Exercise data -
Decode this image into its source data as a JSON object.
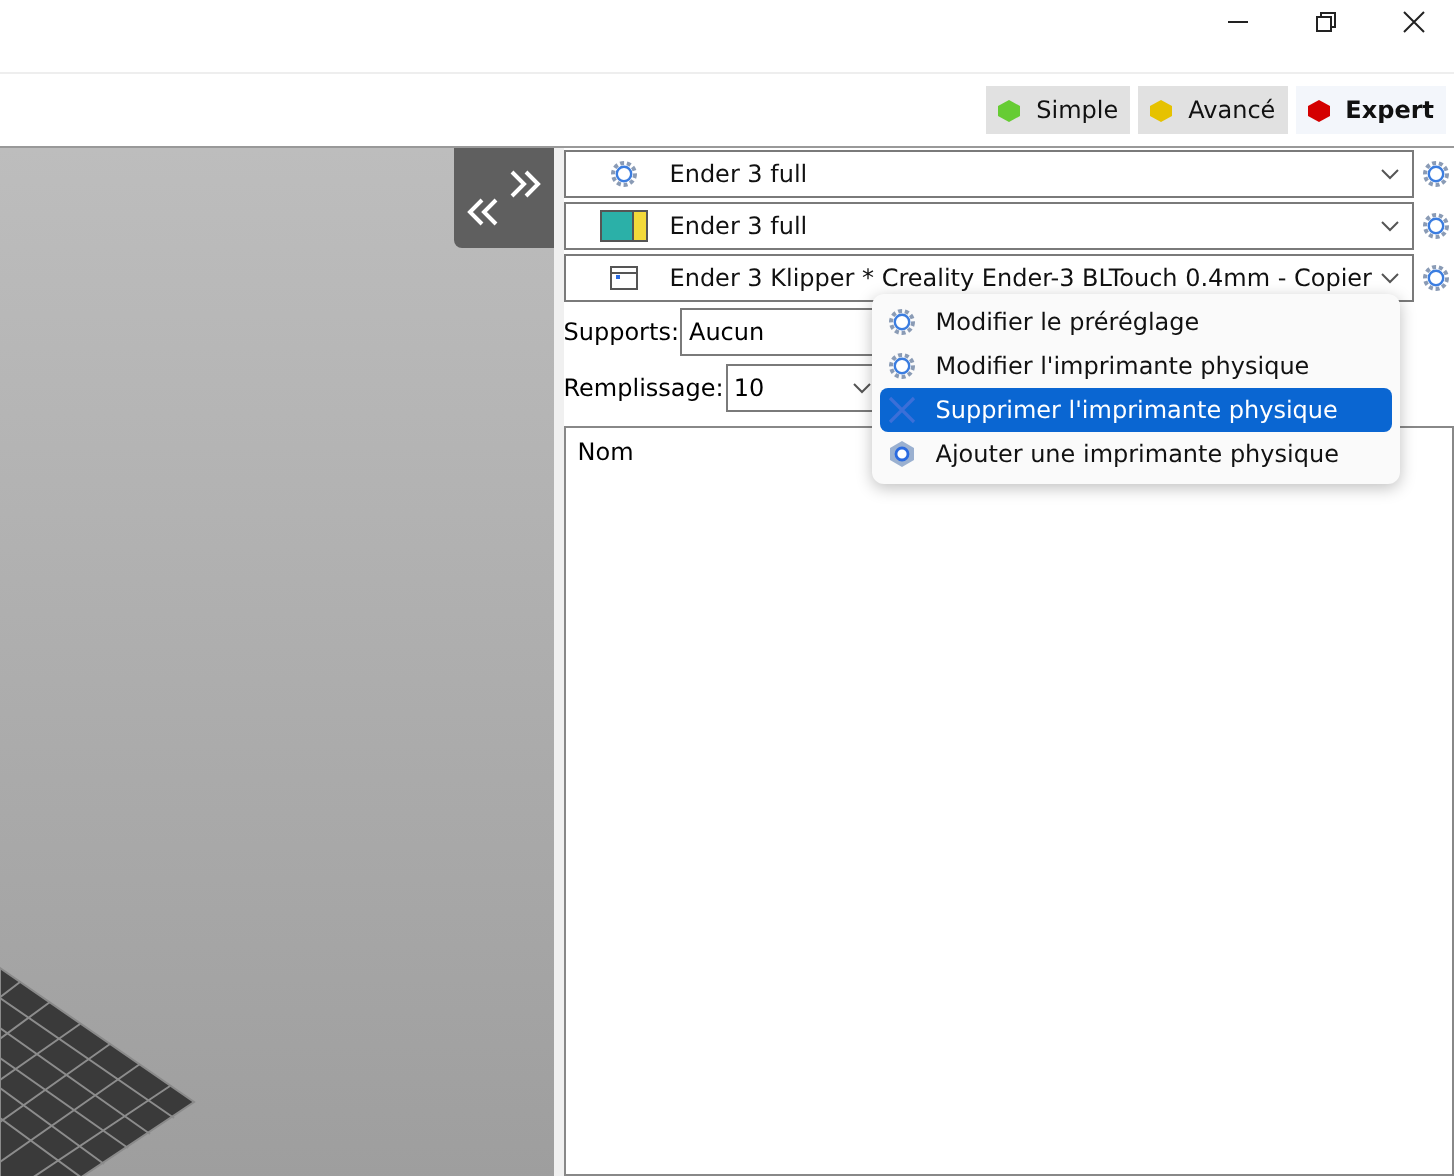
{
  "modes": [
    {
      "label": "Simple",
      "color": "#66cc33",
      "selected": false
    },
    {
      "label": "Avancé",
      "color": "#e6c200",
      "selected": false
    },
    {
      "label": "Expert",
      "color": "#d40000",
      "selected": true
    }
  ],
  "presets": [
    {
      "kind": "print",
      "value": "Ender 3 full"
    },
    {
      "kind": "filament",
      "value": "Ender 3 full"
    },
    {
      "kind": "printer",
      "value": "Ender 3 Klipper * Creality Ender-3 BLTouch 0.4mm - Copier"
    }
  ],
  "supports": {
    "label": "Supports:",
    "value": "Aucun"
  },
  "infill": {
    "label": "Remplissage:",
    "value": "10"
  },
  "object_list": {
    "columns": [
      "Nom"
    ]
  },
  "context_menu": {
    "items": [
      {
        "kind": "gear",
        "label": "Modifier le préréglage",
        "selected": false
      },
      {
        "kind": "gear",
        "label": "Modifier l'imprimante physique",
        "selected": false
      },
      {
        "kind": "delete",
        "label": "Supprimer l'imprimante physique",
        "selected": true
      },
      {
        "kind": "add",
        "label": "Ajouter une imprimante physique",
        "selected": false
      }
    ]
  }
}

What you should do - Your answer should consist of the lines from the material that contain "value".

Result of the exercise -
      "value": "Ender 3 full"
      "value": "Ender 3 full"
      "value": "Ender 3 Klipper * Creality Ender-3 BLTouch 0.4mm - Copier"
    "value": "Aucun"
    "value": "10"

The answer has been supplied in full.